“Kneel my child,” he pointed a long tapered finger to the ground before him. She placed her clothes on the sand and knelt before him, with her head bowed in supplication. He had come a few minutes before midnight, there was no clock to check the time, but the prophet, guided by pure instinct and experience born of much practice knew it was exactly midnight. She felt something cool trickle onto her head, down her forehead to her nose, she smelt the olive oil, raised her head a little and let it dribble down her lips to her chin where it dripped unto the sand. She closed her eyes as she felt his warm hands on her head and opened up her heart to receive whatever benediction it was he was bequeathing on her. Mumbling softly beneath his breath, some incantations she could make no sense of, he knelt before her, so that they were face to face, and she could feel his warm breath on her face. He placed both hands on the spot where her diseased heart was, one on top of the other and his frenzied breath poured incantations on her, mixed with flecks of saliva.

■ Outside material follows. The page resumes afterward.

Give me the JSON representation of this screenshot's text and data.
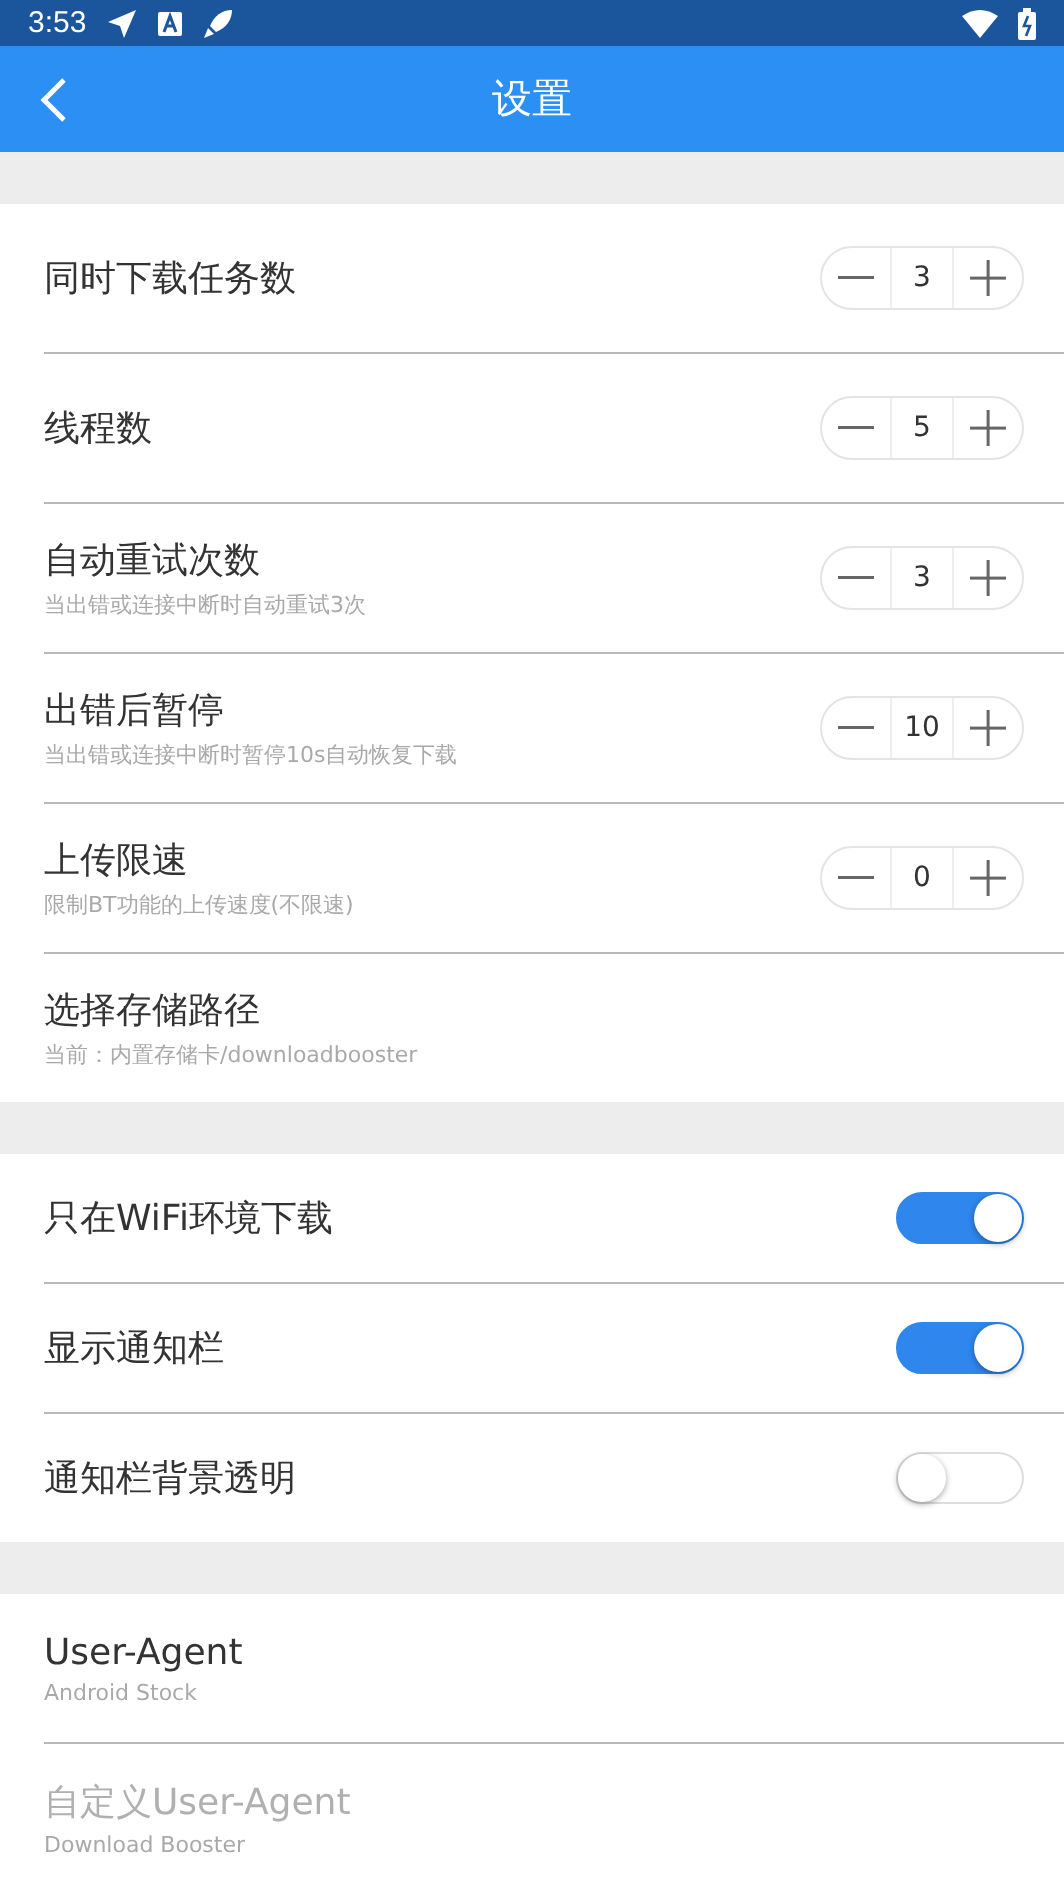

It took thirty minutes. After, he told her to open her eyes and together, they stood on their feet. She felt light, airy, like some load had been taken off her. She wanted to sing, and dance, but she remained where she was, her eyes still lowered. The prophet dug into his bag and brought out a small transparent plastic bottle that contained some clear liquid.
He gave it to her to drink.
She took it and drank until the bottle was empty. It was water, clear and refreshing.
“Now my child, you need to enter the sea so that it will wash you clean.”
He turned her around by the shoulders towards the sea. It was as black as ever and the waves whooshing even more gently.
“Now, go. Walk into the clear salty waters.”
She felt a pull and walked slowly towards the waves.
“Yes, yes, let it carry away all the uncleanliness, all that disease, all the filth,”
She felt the cool salty waters lapping against her legs,
“Aaaah, let it wash everything away.”
The water had now reached the middle of her thighs and the white robes floated about her.
“Yes, yes. a little further...”
She felt like diving into the water, flapping her hands about and singing to the stars.
“Let the seas take the disease away. Far far away.”
He must have been shouting on top of his voice, for the sound of the waves was strong yet she could still hear him, or maybe he was in her head.
The water had reached her shoulders. She looked back, he looked so small, so far away, he was flapping his arms and jumping about but she couldn’t hear him anymore, all she heard were the crashing of the waves in her ears. He looked like a caricature, a mad man waving his arms and legs. She had gone far enough, she thought and she tried to go back to the beach, but the sea was pulling her the other way, away from the beach. She no longer felt the sand beneath her feet. She rolled under, and the salty water burned her eyes and her lips. Some of the water entered her mouth and seared her throat. The robe was all tangled about her and got between her legs.
She came up again, felt the pull of the ocean stronger than before, felt the spray of the waves on her face and tasted the sharpness of the salt on the tongue. The pull of the ocean was stronger than ever, as she let herself go.